*Directions:* Search the records below for the word "icon" and show every line where it occurs.

*Data supplied:*
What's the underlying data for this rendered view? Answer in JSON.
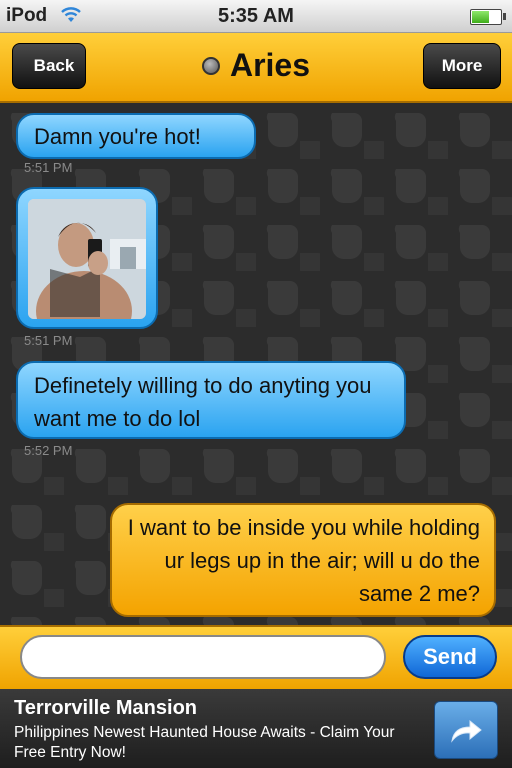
{
  "statusbar": {
    "carrier": "iPod",
    "time": "5:35 AM",
    "wifi_icon": "wifi-icon",
    "battery_icon": "battery-icon"
  },
  "navbar": {
    "back_label": "Back",
    "title": "Aries",
    "more_label": "More",
    "status_icon": "status-dot-icon"
  },
  "messages": [
    {
      "direction": "in",
      "type": "text",
      "text": "Damn you're hot!",
      "time": "5:51 PM"
    },
    {
      "direction": "in",
      "type": "photo",
      "time": "5:51 PM"
    },
    {
      "direction": "in",
      "type": "text",
      "text": "Definetely willing to do anyting you want me to do lol",
      "time": "5:52 PM"
    },
    {
      "direction": "out",
      "type": "text",
      "text": "I want to be inside you while holding ur legs up in the air; will u do the same 2 me?"
    }
  ],
  "composer": {
    "input_value": "",
    "send_label": "Send"
  },
  "ad": {
    "title": "Terrorville Mansion",
    "text": "Philippines Newest Haunted House Awaits - Claim Your Free Entry Now!",
    "icon": "share-arrow-icon"
  },
  "colors": {
    "accent_yellow": "#f0a300",
    "incoming_blue": "#2aa3f0",
    "background": "#2e2e2e"
  }
}
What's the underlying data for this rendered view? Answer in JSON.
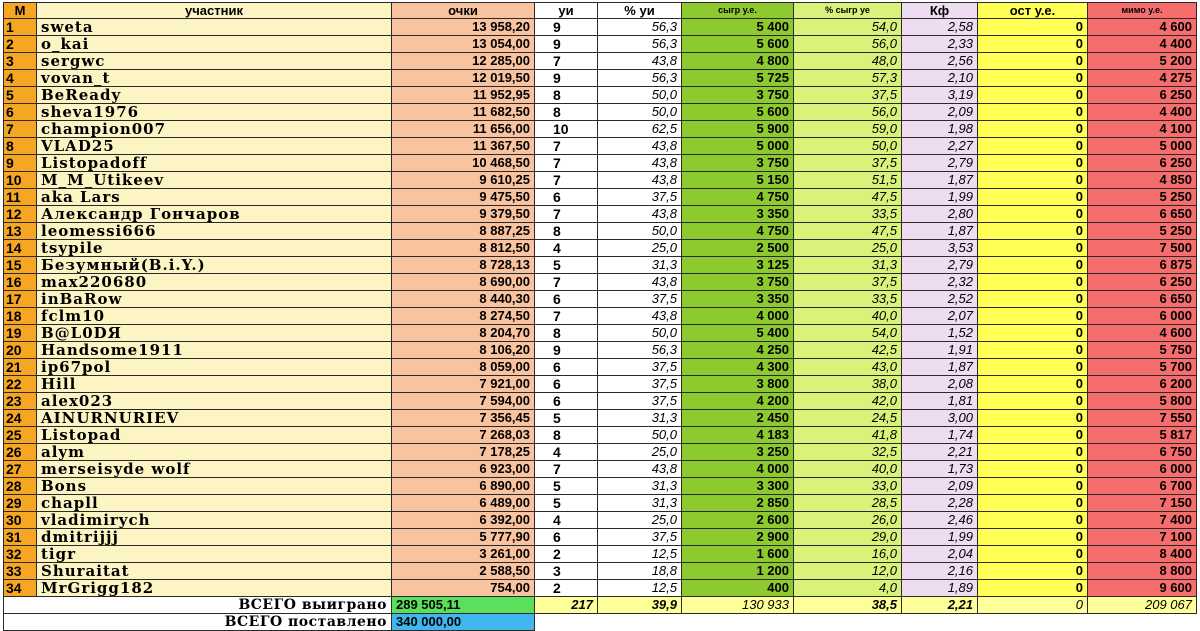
{
  "headers": {
    "m": "M",
    "name": "участник",
    "points": "очки",
    "ui": "уи",
    "pct_ui": "% уи",
    "played": "сыгр у.е.",
    "pct_played": "% сыгр уе",
    "kf": "Кф",
    "ost": "ост у.е.",
    "mimo": "мимо у.е."
  },
  "rows": [
    {
      "m": "1",
      "name": "sweta",
      "points": "13 958,20",
      "ui": "9",
      "pct_ui": "56,3",
      "played": "5 400",
      "pct_played": "54,0",
      "kf": "2,58",
      "ost": "0",
      "mimo": "4 600"
    },
    {
      "m": "2",
      "name": "o_kai",
      "points": "13 054,00",
      "ui": "9",
      "pct_ui": "56,3",
      "played": "5 600",
      "pct_played": "56,0",
      "kf": "2,33",
      "ost": "0",
      "mimo": "4 400"
    },
    {
      "m": "3",
      "name": "sergwc",
      "points": "12 285,00",
      "ui": "7",
      "pct_ui": "43,8",
      "played": "4 800",
      "pct_played": "48,0",
      "kf": "2,56",
      "ost": "0",
      "mimo": "5 200"
    },
    {
      "m": "4",
      "name": "vovan_t",
      "points": "12 019,50",
      "ui": "9",
      "pct_ui": "56,3",
      "played": "5 725",
      "pct_played": "57,3",
      "kf": "2,10",
      "ost": "0",
      "mimo": "4 275"
    },
    {
      "m": "5",
      "name": "BeReady",
      "points": "11 952,95",
      "ui": "8",
      "pct_ui": "50,0",
      "played": "3 750",
      "pct_played": "37,5",
      "kf": "3,19",
      "ost": "0",
      "mimo": "6 250"
    },
    {
      "m": "6",
      "name": "sheva1976",
      "points": "11 682,50",
      "ui": "8",
      "pct_ui": "50,0",
      "played": "5 600",
      "pct_played": "56,0",
      "kf": "2,09",
      "ost": "0",
      "mimo": "4 400"
    },
    {
      "m": "7",
      "name": "champion007",
      "points": "11 656,00",
      "ui": "10",
      "pct_ui": "62,5",
      "played": "5 900",
      "pct_played": "59,0",
      "kf": "1,98",
      "ost": "0",
      "mimo": "4 100"
    },
    {
      "m": "8",
      "name": "VLAD25",
      "points": "11 367,50",
      "ui": "7",
      "pct_ui": "43,8",
      "played": "5 000",
      "pct_played": "50,0",
      "kf": "2,27",
      "ost": "0",
      "mimo": "5 000"
    },
    {
      "m": "9",
      "name": "Listopadoff",
      "points": "10 468,50",
      "ui": "7",
      "pct_ui": "43,8",
      "played": "3 750",
      "pct_played": "37,5",
      "kf": "2,79",
      "ost": "0",
      "mimo": "6 250"
    },
    {
      "m": "10",
      "name": "M_M_Utikeev",
      "points": "9 610,25",
      "ui": "7",
      "pct_ui": "43,8",
      "played": "5 150",
      "pct_played": "51,5",
      "kf": "1,87",
      "ost": "0",
      "mimo": "4 850"
    },
    {
      "m": "11",
      "name": "aka Lars",
      "points": "9 475,50",
      "ui": "6",
      "pct_ui": "37,5",
      "played": "4 750",
      "pct_played": "47,5",
      "kf": "1,99",
      "ost": "0",
      "mimo": "5 250"
    },
    {
      "m": "12",
      "name": "Александр Гончаров",
      "points": "9 379,50",
      "ui": "7",
      "pct_ui": "43,8",
      "played": "3 350",
      "pct_played": "33,5",
      "kf": "2,80",
      "ost": "0",
      "mimo": "6 650"
    },
    {
      "m": "13",
      "name": "leomessi666",
      "points": "8 887,25",
      "ui": "8",
      "pct_ui": "50,0",
      "played": "4 750",
      "pct_played": "47,5",
      "kf": "1,87",
      "ost": "0",
      "mimo": "5 250"
    },
    {
      "m": "14",
      "name": "tsypile",
      "points": "8 812,50",
      "ui": "4",
      "pct_ui": "25,0",
      "played": "2 500",
      "pct_played": "25,0",
      "kf": "3,53",
      "ost": "0",
      "mimo": "7 500"
    },
    {
      "m": "15",
      "name": "Безумный(B.i.Y.)",
      "points": "8 728,13",
      "ui": "5",
      "pct_ui": "31,3",
      "played": "3 125",
      "pct_played": "31,3",
      "kf": "2,79",
      "ost": "0",
      "mimo": "6 875"
    },
    {
      "m": "16",
      "name": "max220680",
      "points": "8 690,00",
      "ui": "7",
      "pct_ui": "43,8",
      "played": "3 750",
      "pct_played": "37,5",
      "kf": "2,32",
      "ost": "0",
      "mimo": "6 250"
    },
    {
      "m": "17",
      "name": "inBaRow",
      "points": "8 440,30",
      "ui": "6",
      "pct_ui": "37,5",
      "played": "3 350",
      "pct_played": "33,5",
      "kf": "2,52",
      "ost": "0",
      "mimo": "6 650"
    },
    {
      "m": "18",
      "name": "fclm10",
      "points": "8 274,50",
      "ui": "7",
      "pct_ui": "43,8",
      "played": "4 000",
      "pct_played": "40,0",
      "kf": "2,07",
      "ost": "0",
      "mimo": "6 000"
    },
    {
      "m": "19",
      "name": "B@L0DЯ",
      "points": "8 204,70",
      "ui": "8",
      "pct_ui": "50,0",
      "played": "5 400",
      "pct_played": "54,0",
      "kf": "1,52",
      "ost": "0",
      "mimo": "4 600"
    },
    {
      "m": "20",
      "name": "Handsome1911",
      "points": "8 106,20",
      "ui": "9",
      "pct_ui": "56,3",
      "played": "4 250",
      "pct_played": "42,5",
      "kf": "1,91",
      "ost": "0",
      "mimo": "5 750"
    },
    {
      "m": "21",
      "name": "ip67pol",
      "points": "8 059,00",
      "ui": "6",
      "pct_ui": "37,5",
      "played": "4 300",
      "pct_played": "43,0",
      "kf": "1,87",
      "ost": "0",
      "mimo": "5 700"
    },
    {
      "m": "22",
      "name": "Hill",
      "points": "7 921,00",
      "ui": "6",
      "pct_ui": "37,5",
      "played": "3 800",
      "pct_played": "38,0",
      "kf": "2,08",
      "ost": "0",
      "mimo": "6 200"
    },
    {
      "m": "23",
      "name": "alex023",
      "points": "7 594,00",
      "ui": "6",
      "pct_ui": "37,5",
      "played": "4 200",
      "pct_played": "42,0",
      "kf": "1,81",
      "ost": "0",
      "mimo": "5 800"
    },
    {
      "m": "24",
      "name": "AINURNURIEV",
      "points": "7 356,45",
      "ui": "5",
      "pct_ui": "31,3",
      "played": "2 450",
      "pct_played": "24,5",
      "kf": "3,00",
      "ost": "0",
      "mimo": "7 550"
    },
    {
      "m": "25",
      "name": "Listopad",
      "points": "7 268,03",
      "ui": "8",
      "pct_ui": "50,0",
      "played": "4 183",
      "pct_played": "41,8",
      "kf": "1,74",
      "ost": "0",
      "mimo": "5 817"
    },
    {
      "m": "26",
      "name": "alym",
      "points": "7 178,25",
      "ui": "4",
      "pct_ui": "25,0",
      "played": "3 250",
      "pct_played": "32,5",
      "kf": "2,21",
      "ost": "0",
      "mimo": "6 750"
    },
    {
      "m": "27",
      "name": "merseisyde wolf",
      "points": "6 923,00",
      "ui": "7",
      "pct_ui": "43,8",
      "played": "4 000",
      "pct_played": "40,0",
      "kf": "1,73",
      "ost": "0",
      "mimo": "6 000"
    },
    {
      "m": "28",
      "name": "Bons",
      "points": "6 890,00",
      "ui": "5",
      "pct_ui": "31,3",
      "played": "3 300",
      "pct_played": "33,0",
      "kf": "2,09",
      "ost": "0",
      "mimo": "6 700"
    },
    {
      "m": "29",
      "name": "chapll",
      "points": "6 489,00",
      "ui": "5",
      "pct_ui": "31,3",
      "played": "2 850",
      "pct_played": "28,5",
      "kf": "2,28",
      "ost": "0",
      "mimo": "7 150"
    },
    {
      "m": "30",
      "name": "vladimirych",
      "points": "6 392,00",
      "ui": "4",
      "pct_ui": "25,0",
      "played": "2 600",
      "pct_played": "26,0",
      "kf": "2,46",
      "ost": "0",
      "mimo": "7 400"
    },
    {
      "m": "31",
      "name": "dmitrijjj",
      "points": "5 777,90",
      "ui": "6",
      "pct_ui": "37,5",
      "played": "2 900",
      "pct_played": "29,0",
      "kf": "1,99",
      "ost": "0",
      "mimo": "7 100"
    },
    {
      "m": "32",
      "name": "tigr",
      "points": "3 261,00",
      "ui": "2",
      "pct_ui": "12,5",
      "played": "1 600",
      "pct_played": "16,0",
      "kf": "2,04",
      "ost": "0",
      "mimo": "8 400"
    },
    {
      "m": "33",
      "name": "Shuraitat",
      "points": "2 588,50",
      "ui": "3",
      "pct_ui": "18,8",
      "played": "1 200",
      "pct_played": "12,0",
      "kf": "2,16",
      "ost": "0",
      "mimo": "8 800"
    },
    {
      "m": "34",
      "name": "MrGrigg182",
      "points": "754,00",
      "ui": "2",
      "pct_ui": "12,5",
      "played": "400",
      "pct_played": "4,0",
      "kf": "1,89",
      "ost": "0",
      "mimo": "9 600"
    }
  ],
  "totals": {
    "won_label": "ВСЕГО выиграно",
    "won_value": "289 505,11",
    "ui": "217",
    "pct_ui": "39,9",
    "played": "130 933",
    "pct_played": "38,5",
    "kf": "2,21",
    "ost": "0",
    "mimo": "209 067",
    "bet_label": "ВСЕГО поставлено",
    "bet_value": "340 000,00"
  },
  "colors": {
    "rank": "#f5a623",
    "name": "#fdf4c4",
    "points": "#fac3a0",
    "played": "#8ec92f",
    "pct_played": "#d9f27a",
    "kf": "#eedcf0",
    "ost": "#ffff55",
    "mimo": "#f56d6d",
    "total_won": "#5be05b",
    "total_bet": "#3fb7ee"
  }
}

*Completed exercise:*
    "wifi_icon": "wifi-icon",
    "battery_icon": "battery-icon"
    "status_icon": "status-dot-icon"
    "icon": "share-arrow-icon"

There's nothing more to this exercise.